■ Provided data:
::::

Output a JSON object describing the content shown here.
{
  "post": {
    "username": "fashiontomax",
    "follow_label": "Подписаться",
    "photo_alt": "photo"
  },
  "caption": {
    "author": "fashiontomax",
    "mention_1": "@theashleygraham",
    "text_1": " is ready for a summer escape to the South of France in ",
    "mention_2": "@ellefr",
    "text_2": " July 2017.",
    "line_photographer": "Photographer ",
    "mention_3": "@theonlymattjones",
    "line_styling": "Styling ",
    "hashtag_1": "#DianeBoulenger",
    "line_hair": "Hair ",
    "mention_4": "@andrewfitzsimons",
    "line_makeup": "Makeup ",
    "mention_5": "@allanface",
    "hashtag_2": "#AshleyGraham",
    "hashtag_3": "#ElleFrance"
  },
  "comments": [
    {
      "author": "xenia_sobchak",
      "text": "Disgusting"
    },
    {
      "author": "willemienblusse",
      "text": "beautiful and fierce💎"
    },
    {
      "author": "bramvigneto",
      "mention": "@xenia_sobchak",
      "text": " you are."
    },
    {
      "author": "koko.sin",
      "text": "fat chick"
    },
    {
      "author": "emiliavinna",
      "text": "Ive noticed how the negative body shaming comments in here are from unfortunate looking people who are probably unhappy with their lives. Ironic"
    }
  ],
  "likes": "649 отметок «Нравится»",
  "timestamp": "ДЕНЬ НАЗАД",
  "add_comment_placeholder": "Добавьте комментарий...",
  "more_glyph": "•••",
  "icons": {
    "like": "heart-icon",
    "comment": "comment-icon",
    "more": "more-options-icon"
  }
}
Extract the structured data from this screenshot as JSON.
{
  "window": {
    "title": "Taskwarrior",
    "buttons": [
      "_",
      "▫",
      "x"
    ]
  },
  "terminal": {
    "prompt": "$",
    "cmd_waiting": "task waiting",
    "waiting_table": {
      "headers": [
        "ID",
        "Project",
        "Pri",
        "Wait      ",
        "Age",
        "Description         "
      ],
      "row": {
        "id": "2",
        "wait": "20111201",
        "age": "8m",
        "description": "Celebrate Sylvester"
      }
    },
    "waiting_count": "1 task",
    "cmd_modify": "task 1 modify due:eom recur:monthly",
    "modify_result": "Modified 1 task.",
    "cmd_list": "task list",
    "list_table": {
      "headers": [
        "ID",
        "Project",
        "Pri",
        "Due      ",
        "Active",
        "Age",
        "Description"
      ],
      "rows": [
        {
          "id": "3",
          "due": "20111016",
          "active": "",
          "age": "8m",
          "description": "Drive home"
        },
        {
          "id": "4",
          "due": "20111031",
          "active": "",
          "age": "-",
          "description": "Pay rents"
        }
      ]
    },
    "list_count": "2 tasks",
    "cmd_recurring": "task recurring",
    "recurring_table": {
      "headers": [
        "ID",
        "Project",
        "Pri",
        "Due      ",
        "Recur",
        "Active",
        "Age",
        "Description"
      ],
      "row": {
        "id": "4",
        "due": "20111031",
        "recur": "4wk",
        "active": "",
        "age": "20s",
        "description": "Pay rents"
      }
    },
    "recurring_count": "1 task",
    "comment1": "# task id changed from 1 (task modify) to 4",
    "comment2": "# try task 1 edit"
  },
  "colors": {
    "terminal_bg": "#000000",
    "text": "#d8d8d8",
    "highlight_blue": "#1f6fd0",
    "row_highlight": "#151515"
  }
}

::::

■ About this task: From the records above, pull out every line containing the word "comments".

■ Problem solution:
  "comments": [
      "text": "Ive noticed how the negative body shaming comments in here are from unfortunate looking people who are probably unhappy with their lives. Ironic"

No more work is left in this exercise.